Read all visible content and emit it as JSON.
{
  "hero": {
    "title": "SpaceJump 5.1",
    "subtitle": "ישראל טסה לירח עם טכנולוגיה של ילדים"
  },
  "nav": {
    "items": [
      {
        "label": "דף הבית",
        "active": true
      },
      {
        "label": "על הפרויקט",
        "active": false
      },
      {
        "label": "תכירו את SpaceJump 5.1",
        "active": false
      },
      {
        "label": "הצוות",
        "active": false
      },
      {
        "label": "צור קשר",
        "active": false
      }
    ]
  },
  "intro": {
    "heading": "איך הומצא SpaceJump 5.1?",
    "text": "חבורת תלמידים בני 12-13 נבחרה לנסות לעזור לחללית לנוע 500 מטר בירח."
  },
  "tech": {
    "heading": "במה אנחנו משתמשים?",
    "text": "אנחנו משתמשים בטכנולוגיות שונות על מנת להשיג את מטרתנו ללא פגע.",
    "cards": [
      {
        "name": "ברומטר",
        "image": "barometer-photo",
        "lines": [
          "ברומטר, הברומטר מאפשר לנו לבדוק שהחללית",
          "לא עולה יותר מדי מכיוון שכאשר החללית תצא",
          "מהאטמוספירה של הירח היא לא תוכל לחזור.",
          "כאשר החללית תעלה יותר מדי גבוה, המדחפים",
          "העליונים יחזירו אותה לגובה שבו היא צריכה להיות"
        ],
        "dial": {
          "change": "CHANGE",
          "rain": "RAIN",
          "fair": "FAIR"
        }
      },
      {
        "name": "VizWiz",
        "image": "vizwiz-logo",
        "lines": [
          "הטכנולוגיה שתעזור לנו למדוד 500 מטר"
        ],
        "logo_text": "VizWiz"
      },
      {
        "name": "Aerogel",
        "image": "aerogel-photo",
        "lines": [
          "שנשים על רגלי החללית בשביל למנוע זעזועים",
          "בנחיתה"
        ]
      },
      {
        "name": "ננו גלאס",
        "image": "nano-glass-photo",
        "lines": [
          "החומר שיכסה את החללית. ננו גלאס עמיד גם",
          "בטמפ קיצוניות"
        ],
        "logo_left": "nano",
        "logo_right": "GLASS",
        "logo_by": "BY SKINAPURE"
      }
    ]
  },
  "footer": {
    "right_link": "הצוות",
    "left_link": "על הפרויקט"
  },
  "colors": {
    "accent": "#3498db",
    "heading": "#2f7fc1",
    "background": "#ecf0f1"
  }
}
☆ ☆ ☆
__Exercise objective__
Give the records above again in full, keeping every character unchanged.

__Problem solution__
Read all visible content and emit it as JSON.
{
  "hero": {
    "title": "SpaceJump 5.1",
    "subtitle": "ישראל טסה לירח עם טכנולוגיה של ילדים"
  },
  "nav": {
    "items": [
      {
        "label": "דף הבית",
        "active": true
      },
      {
        "label": "על הפרויקט",
        "active": false
      },
      {
        "label": "תכירו את SpaceJump 5.1",
        "active": false
      },
      {
        "label": "הצוות",
        "active": false
      },
      {
        "label": "צור קשר",
        "active": false
      }
    ]
  },
  "intro": {
    "heading": "איך הומצא SpaceJump 5.1?",
    "text": "חבורת תלמידים בני 12-13 נבחרה לנסות לעזור לחללית לנוע 500 מטר בירח."
  },
  "tech": {
    "heading": "במה אנחנו משתמשים?",
    "text": "אנחנו משתמשים בטכנולוגיות שונות על מנת להשיג את מטרתנו ללא פגע.",
    "cards": [
      {
        "name": "ברומטר",
        "image": "barometer-photo",
        "lines": [
          "ברומטר, הברומטר מאפשר לנו לבדוק שהחללית",
          "לא עולה יותר מדי מכיוון שכאשר החללית תצא",
          "מהאטמוספירה של הירח היא לא תוכל לחזור.",
          "כאשר החללית תעלה יותר מדי גבוה, המדחפים",
          "העליונים יחזירו אותה לגובה שבו היא צריכה להיות"
        ],
        "dial": {
          "change": "CHANGE",
          "rain": "RAIN",
          "fair": "FAIR"
        }
      },
      {
        "name": "VizWiz",
        "image": "vizwiz-logo",
        "lines": [
          "הטכנולוגיה שתעזור לנו למדוד 500 מטר"
        ],
        "logo_text": "VizWiz"
      },
      {
        "name": "Aerogel",
        "image": "aerogel-photo",
        "lines": [
          "שנשים על רגלי החללית בשביל למנוע זעזועים",
          "בנחיתה"
        ]
      },
      {
        "name": "ננו גלאס",
        "image": "nano-glass-photo",
        "lines": [
          "החומר שיכסה את החללית. ננו גלאס עמיד גם",
          "בטמפ קיצוניות"
        ],
        "logo_left": "nano",
        "logo_right": "GLASS",
        "logo_by": "BY SKINAPURE"
      }
    ]
  },
  "footer": {
    "right_link": "הצוות",
    "left_link": "על הפרויקט"
  },
  "colors": {
    "accent": "#3498db",
    "heading": "#2f7fc1",
    "background": "#ecf0f1"
  }
}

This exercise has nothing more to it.